Do-It-Yourself is possible with new window installations, but should only be done by people with advanced carpentry knowledge. Installing multiple windows on multiple floors yourself can be a challenging and time-consuming project. In addition, when done incorrectly, it can negatively affect performance and aesthetics. For some homeowners, the opportunity to learn a new skill and increase self-reliance is reason enough to attempt this task.
If you're looking to replace a broken bathroom window on the first floor, for example, then it's a good excuse to increase your knowledge of home improvement. If you approach the task seriously, with an understanding of the process, you can do a great job installing your own windows and increase your confidence. Assess your skills, comfort, and time frame (replacing a single window takes four to six hours). If you're enthusiastic, informed, and willing to rise to the challenge, you can succeed.
You can replace windows in just a few hours each, but you must first get accurate measurements to order new ones. It is easy to measure the width and height of the raw opening once the wood molding is removed. But many DIYers make the mistake of not getting an accurate depth measurement. If the window frame is not flush with the wall, you will need to brush and sand the window frame or thicken the depth of the jamb with slats.
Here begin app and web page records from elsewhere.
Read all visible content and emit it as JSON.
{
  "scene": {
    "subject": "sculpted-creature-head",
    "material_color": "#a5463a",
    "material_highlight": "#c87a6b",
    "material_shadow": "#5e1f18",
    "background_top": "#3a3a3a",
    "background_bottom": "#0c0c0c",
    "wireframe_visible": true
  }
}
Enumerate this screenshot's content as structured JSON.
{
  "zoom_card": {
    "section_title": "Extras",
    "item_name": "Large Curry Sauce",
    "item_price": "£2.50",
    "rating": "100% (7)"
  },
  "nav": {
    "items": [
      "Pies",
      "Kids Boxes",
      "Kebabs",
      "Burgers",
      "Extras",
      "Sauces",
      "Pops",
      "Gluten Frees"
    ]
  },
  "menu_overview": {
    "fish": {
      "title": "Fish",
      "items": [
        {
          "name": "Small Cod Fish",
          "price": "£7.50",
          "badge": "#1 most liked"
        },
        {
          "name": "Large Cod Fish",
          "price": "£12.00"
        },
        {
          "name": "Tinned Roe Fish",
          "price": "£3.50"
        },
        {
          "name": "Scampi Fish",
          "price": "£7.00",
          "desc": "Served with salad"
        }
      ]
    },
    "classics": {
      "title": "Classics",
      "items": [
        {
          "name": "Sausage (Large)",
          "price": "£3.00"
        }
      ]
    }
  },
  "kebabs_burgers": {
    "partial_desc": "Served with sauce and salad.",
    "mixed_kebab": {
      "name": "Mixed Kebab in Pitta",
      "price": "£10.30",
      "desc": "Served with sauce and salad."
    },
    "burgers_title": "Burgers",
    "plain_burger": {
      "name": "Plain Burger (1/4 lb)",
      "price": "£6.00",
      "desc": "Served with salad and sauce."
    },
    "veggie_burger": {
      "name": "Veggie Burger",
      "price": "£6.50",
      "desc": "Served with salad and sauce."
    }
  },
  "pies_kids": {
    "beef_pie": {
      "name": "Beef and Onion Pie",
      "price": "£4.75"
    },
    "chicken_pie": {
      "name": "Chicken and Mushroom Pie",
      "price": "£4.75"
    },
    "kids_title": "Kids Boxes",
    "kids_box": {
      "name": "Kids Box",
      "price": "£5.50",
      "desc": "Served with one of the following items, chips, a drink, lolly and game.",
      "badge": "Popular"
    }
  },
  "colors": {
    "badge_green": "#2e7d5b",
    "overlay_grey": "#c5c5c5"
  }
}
That turns a relatively easy job into an all-day affair. So take your time and use a ruler to get the right depth. If you know you need a replacement window, it can be tempting to want to do the work yourself, especially if you've received a high estimate from a home improvement contractor for installing a replacement window. While some home improvement jobs can certainly be DIY, it can be difficult to know when to try it yourself or look for a professional.
Depending on your skill level and abilities, you may be able to replace a window yourself if you have the tools. However, if it's a large project with multiple window replacements, it's certainly worth hiring a professional window replacement contractor. Then remove the window insert and place a bead of polyurethane window and door sealant along the inside of the blind stop and the back of the window stool. The process of installing the replacement window can be complicated and tedious, even if everything goes smoothly.
When installing replacement windows, take care to properly putty windows with good quality silicone putty. Align the edge of a thick sheet of paper with the window stop and bend the bottom to match the angle of the windowsill. Having trouble opening and closing windows If windows are difficult to open or close, this could mean that the windows have reached their maximum lifespan. Use a carpenter's square and torpedo level, as needed, to adjust the window so that it is level and square.
From a basic standpoint, a replacement window can generally be installed with the right skills and tools. The key to a window that works smoothly and seals properly is to get the frame perfectly square and the sides straight. If you've evaluated your home improvement skills and aren't sure if you can do the job properly, it's worth hiring a professional who can install your windows to work properly. If you don't, you'll need to make the opening smaller or, worse, make the opening larger to fit the new window.
You can spend several hours in the first window or two, but after that, each window can only take an hour or so. Insert replacements are a good choice for DIYers, as they only require basic woodworking knowledge and are relatively inexpensive. Double and triple glazed windows are insulated and the inert gas cushion held between the two or three panes of glass can make a big difference in your energy bills, reduce noise and maintain a stable and comfortable temperature in your home. Since replacement wood or vinyl inserts have their own jamb, they can be installed on window jambs that are slightly out of square.
When the window fits properly and the sashes move freely, insert the mounting screws through the side channels and into the window frame to secure it in place. If your windows don't look exactly right, you risk making a bad impression on potential buyers when you go to sell your home. . .